Major General, United States Army
EDWARD CROFT, EX-INFANTRY CHIEF
Former Member of General Staff Was an Advocate of Fast Tanks Dies at 62
Warner of Gas Increase
Believed Mustard Casualties Will Rise to 100 Percent Among Smaller Units
WASHINGTON, January 28, 1928 Major General Edward Croft, former Chief of Infantry, died at his home in Greenville, South Carolina, this morning, the War Department was advised today. He would have been 63 years old on July 11.
A native of Greenville, General Croft graduated from South Carolina Military Academy, known as the Citadel, in 1896, and he immediately accepted a commission as Second Lieutenant in the Army.
Soon thereafter he was sent to duty in Puerto Rico, where he served briefly at Ponce and Ajuntas. After a brief tour in the United States in 1899 he was ordered to the Philippine Islands, where he served with distinction.
His promotions were gradual and e left command of the Tenth Infantry and Fort Thomas, Kentucky, on May 15, 1933 to become Chief of Infantry. He remained here until May 5, 1937.
As Chief of Infantry, General Croft served on a board appointed by General Douglas MacArthur in 1934 to study methods of modernizing training in the Army. In the movement to mechanize the military establishment he gave his support to the development of a new eight-ton tank capable of speeding sixty miles an hour.
With respect to chemical warfare General Croft belonged to the school that believed gases will be put to devastating use in a future great war. Addressing the Association of Military Surgeons early last year, he warned that while the future battlefield appeared bibulous, nevertheless certain trends indicated use of aircraft, mechanization and gas on an unprecedented scale.
I believe you gentlemen are going to encounter two types of casualties in increasing numbers mustard cases and out-and-out burns. It should not be an uncommon occurrence to find mustard casualties soaring to the 100 percent mark in the smaller units.
General Croft supported his statement by revealing that an experimental airplane attack, spraying an imitation of the blistering mustard gas, had been able to inflict on a battery of horse artillery simulated casualties of 82 percent on the horses. And this occurred in inclement weather while the battery was in extended order. On cavalry the figure was 90 percent.
General Croft was well known in New York military and civil circles, for he served jeer for two years as commander of the Sixteenth Infantry and of Fort Jay on Governors Island. He left that post on June 26, 1928, when he was appointed a member of the general staff in Washington.
While under his command the Sixteenth was chosen as the finesse combat regiment in the Army. In 1934, participating in a First Choose-A-Career Conference in Newark, General Croft joined several other business and professional leaders in a belief that the colleges were turning our too many graduates.
General Croft held a Silver Star Citation and
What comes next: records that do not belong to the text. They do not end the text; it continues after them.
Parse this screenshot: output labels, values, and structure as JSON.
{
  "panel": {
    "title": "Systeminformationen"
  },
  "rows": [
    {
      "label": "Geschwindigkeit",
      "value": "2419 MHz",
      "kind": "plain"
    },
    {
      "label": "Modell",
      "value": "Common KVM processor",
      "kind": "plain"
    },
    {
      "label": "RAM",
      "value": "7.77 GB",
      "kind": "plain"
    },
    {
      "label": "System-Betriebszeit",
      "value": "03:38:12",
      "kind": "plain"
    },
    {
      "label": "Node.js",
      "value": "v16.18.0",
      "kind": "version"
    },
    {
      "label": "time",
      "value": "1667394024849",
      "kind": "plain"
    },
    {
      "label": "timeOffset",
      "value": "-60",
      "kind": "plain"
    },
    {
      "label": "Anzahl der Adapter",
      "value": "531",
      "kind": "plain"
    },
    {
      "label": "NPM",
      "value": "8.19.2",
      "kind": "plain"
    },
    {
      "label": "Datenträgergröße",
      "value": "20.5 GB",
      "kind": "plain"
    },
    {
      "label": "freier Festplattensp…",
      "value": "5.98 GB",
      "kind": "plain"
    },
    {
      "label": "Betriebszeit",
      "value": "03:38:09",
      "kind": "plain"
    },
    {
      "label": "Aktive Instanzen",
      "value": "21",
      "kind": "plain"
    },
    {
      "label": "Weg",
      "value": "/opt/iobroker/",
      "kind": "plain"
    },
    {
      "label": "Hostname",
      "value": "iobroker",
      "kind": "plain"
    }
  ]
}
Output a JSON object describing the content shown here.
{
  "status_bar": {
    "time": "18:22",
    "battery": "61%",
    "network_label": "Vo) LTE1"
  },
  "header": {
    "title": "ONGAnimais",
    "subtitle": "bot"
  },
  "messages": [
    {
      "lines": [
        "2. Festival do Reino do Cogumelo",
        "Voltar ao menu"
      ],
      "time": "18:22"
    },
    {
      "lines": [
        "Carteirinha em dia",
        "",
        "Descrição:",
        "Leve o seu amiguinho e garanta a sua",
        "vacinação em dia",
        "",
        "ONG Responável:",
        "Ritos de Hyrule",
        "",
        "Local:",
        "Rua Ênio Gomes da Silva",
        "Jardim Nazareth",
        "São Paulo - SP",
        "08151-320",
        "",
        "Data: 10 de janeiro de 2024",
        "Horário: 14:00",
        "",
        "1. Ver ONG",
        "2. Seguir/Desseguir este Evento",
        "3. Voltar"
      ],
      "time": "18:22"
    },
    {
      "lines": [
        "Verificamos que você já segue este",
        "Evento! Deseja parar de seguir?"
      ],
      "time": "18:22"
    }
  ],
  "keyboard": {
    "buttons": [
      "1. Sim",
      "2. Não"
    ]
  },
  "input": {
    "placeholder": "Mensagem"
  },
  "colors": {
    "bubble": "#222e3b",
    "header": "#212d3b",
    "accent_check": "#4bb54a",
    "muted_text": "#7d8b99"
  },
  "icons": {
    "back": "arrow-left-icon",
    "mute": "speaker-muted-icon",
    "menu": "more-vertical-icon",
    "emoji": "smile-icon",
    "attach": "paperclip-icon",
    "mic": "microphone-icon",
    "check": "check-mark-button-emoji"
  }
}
the Purple Heart Medal. He served with the First and Seventy-Seventh
Divisions during the World War. He was a graduated of the Army War
College, the General Staff School, and the School of the Line and the Infantry-Cavalry
WASHINGTON, January 31, 1938 Funeral services with full military honors were held today in Arlington National Cemetery for Major General Edward Croft, former Chief of Infantry, United States Army. Chaplain Ora J. Cohee of Fort Myer, Virginia, officiated.
Honorary pallbearers were Major General Harry
L. Gilchrist, James T. Williams. Colonel Howard McSnyder, George Rothwell
Brown, Colonel James B Wallnaugh and Lieutenant Colonel Rapp Brush.
CROFT, MARIBEL W W/O EDWARD
Posted: 14 December 2007